- **GIVEN DATA**
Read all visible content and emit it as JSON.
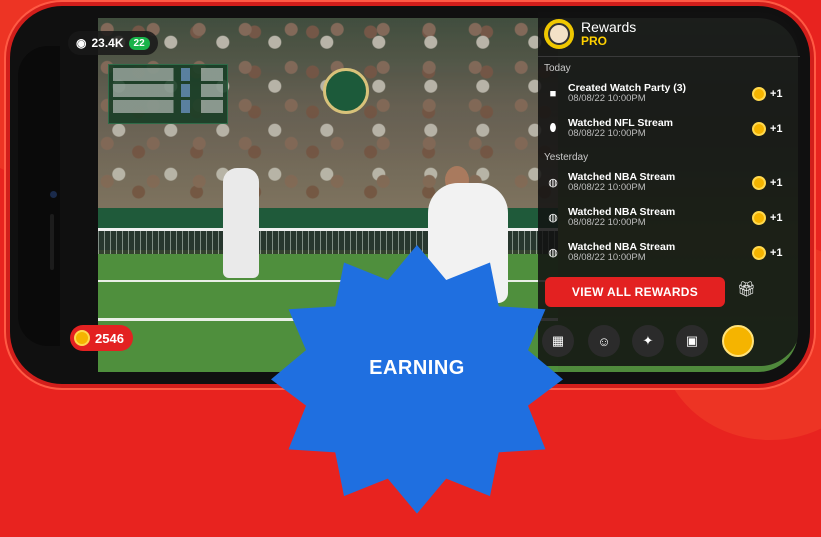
{
  "stream": {
    "viewer_count": "23.4K",
    "live_badge": "22"
  },
  "rewards": {
    "title": "Rewards",
    "tier": "PRO",
    "sections": [
      {
        "label": "Today",
        "items": [
          {
            "icon": "video-camera-icon",
            "label": "Created Watch Party (3)",
            "time": "08/08/22 10:00PM",
            "points": "+1"
          },
          {
            "icon": "football-icon",
            "label": "Watched NFL Stream",
            "time": "08/08/22 10:00PM",
            "points": "+1"
          }
        ]
      },
      {
        "label": "Yesterday",
        "items": [
          {
            "icon": "basketball-icon",
            "label": "Watched NBA Stream",
            "time": "08/08/22 10:00PM",
            "points": "+1"
          },
          {
            "icon": "basketball-icon",
            "label": "Watched NBA Stream",
            "time": "08/08/22 10:00PM",
            "points": "+1"
          },
          {
            "icon": "basketball-icon",
            "label": "Watched NBA Stream",
            "time": "08/08/22 10:00PM",
            "points": "+1"
          }
        ]
      }
    ],
    "view_all_label": "VIEW ALL REWARDS"
  },
  "balance": "2546",
  "banner": "EARNING",
  "colors": {
    "brand_red": "#e32121",
    "pro_yellow": "#ffd000",
    "coin_gold": "#f5b400",
    "banner_blue": "#1f6fe0",
    "live_green": "#19b34a"
  },
  "bottom_bar_icons": [
    "layout-icon",
    "friends-icon",
    "sports-icon",
    "gamepad-icon",
    "rewards-coin-icon"
  ]
}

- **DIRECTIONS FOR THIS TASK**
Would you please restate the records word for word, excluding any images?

- **RESPONSE TO THIS EXERCISE**
Read all visible content and emit it as JSON.
{
  "stream": {
    "viewer_count": "23.4K",
    "live_badge": "22"
  },
  "rewards": {
    "title": "Rewards",
    "tier": "PRO",
    "sections": [
      {
        "label": "Today",
        "items": [
          {
            "icon": "video-camera-icon",
            "label": "Created Watch Party (3)",
            "time": "08/08/22 10:00PM",
            "points": "+1"
          },
          {
            "icon": "football-icon",
            "label": "Watched NFL Stream",
            "time": "08/08/22 10:00PM",
            "points": "+1"
          }
        ]
      },
      {
        "label": "Yesterday",
        "items": [
          {
            "icon": "basketball-icon",
            "label": "Watched NBA Stream",
            "time": "08/08/22 10:00PM",
            "points": "+1"
          },
          {
            "icon": "basketball-icon",
            "label": "Watched NBA Stream",
            "time": "08/08/22 10:00PM",
            "points": "+1"
          },
          {
            "icon": "basketball-icon",
            "label": "Watched NBA Stream",
            "time": "08/08/22 10:00PM",
            "points": "+1"
          }
        ]
      }
    ],
    "view_all_label": "VIEW ALL REWARDS"
  },
  "balance": "2546",
  "banner": "EARNING",
  "colors": {
    "brand_red": "#e32121",
    "pro_yellow": "#ffd000",
    "coin_gold": "#f5b400",
    "banner_blue": "#1f6fe0",
    "live_green": "#19b34a"
  },
  "bottom_bar_icons": [
    "layout-icon",
    "friends-icon",
    "sports-icon",
    "gamepad-icon",
    "rewards-coin-icon"
  ]
}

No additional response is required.